There is evidence that balance and strength training has helped reduce injurious. Ask your doctor for a referral to a physical therapist who will show you some safe exercises, or check for programs at your local senior center. Walking is one of the best exercises and can be done outdoors when the weather is good, or indoors if the weather is bad. Many shopping malls open early so that groups can get together to exercise and socialize. This can make exercising fun. If you don't exercise, your bones and muscles will become weak and your chances of falling will increase. Let’s exercise together. I will pick you up and we will go to the mall and walk for a little while. We will start by going as far as you are comfortable and over time walk farther.
"I've been smoking since I was 15 and I don't need to stop now."
It is hard to change things you have done for a long time. But your body has changed and so stopping smoking is more important now. A fracture now could mean an end to your independence or even the end of your life. Let’s look at some smoking cessation programs and see which one you think you could do.
"I can walk fine without a cane."
A cane will make you more independent because it can prevent falls from happening. If a cane prevents just one serious fall, it will be well worth it.
"I don't have time to be Mother's exercise coach."
A complicated exercise routine for your mother is not necessary. But it is very important that activity becomes part of her everyday routine. Even simple activities will do much to improve her physical, mental, emotional, and social health. If supervision is required, get help from other family members or friends. They should understand that helping with exercise on a regular basis is a key part of caring and support for an older person, as well as improving his or her health. Exercising can be as simple as going to the grocery store together or sharing in another activity. Many senior centers have exercise classes increasing the benefit of socialization for your mother. Exercising is more fun when done with others.
"It hurts to exercise."
Your doctor should find out why you hurt and treat the cause if this is possible. There are many medicines now available to control pain, once the reason for it is known. A physical therapist can develop an exercise program to minimize pain and help you gain more control over your pain. A gentle warm-up routine can avoid aches, and strains.
Think of other obstacles that could interfere with carrying out your plan
What additional roadblocks could get in the way of doing the things suggested in this home care plan? For example, will the older person cooperate? Will other people help? How will you explain your needs to other people? Do you have the time and energy to carry out this plan?
The key to avoiding bone problems is to review the suggestions outlined in this section. Ask yourself the following questions. Some of these questions will need to be discussed with the older person's doctor:
- Is the older person taking too many medicines (remember to include non-prescription medicines and alternative and herbal remedies)? Is he or she experiencing any unpleasant side effects of medications such as dizziness or drowsiness which can lead to falls? If corticosteroids are being taken, can the dose be reduced or tapered off completely? If not, ask about the benefits and risks of taking calcium and vitamin D supplements.

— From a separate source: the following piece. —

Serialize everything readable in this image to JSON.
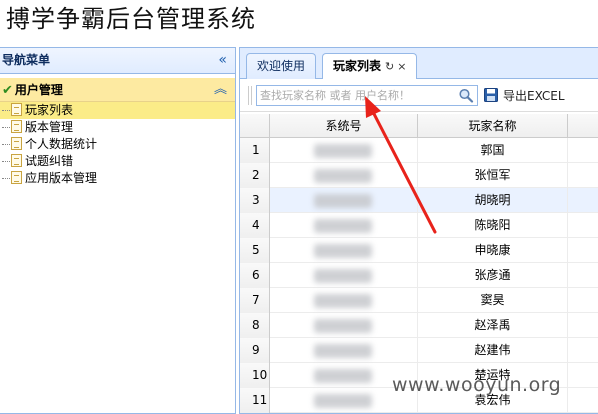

- Should the older person be taking one of the bone strengthening medicines described above? Have the risks and benefits of each medicine been thoroughly considered?
- Does the older person have a well-balanced diet that gives the proper amount of calcium?
- Have you taken measures to reduce the risk of falling?
- Is the older person continuing to smoke? Would your encouragement help him or her to quit?
- Is the older person drinking excessive amounts of alcohol? If so, can you help reduce alcohol intake (or use)?
- Is the older person less active? If so, is this because of persistent pain, general social withdrawal, or some other problem? Start with low levels of regular activity and work up towards greater activity - it's never too late to start, benefits can be gained at any age.
What to Do If Your Plan Isn't Working
Many of the causes of bone problems are hard to change quickly. Be persistent and set reasonable goals. Small changes will eventually add up to larger ones.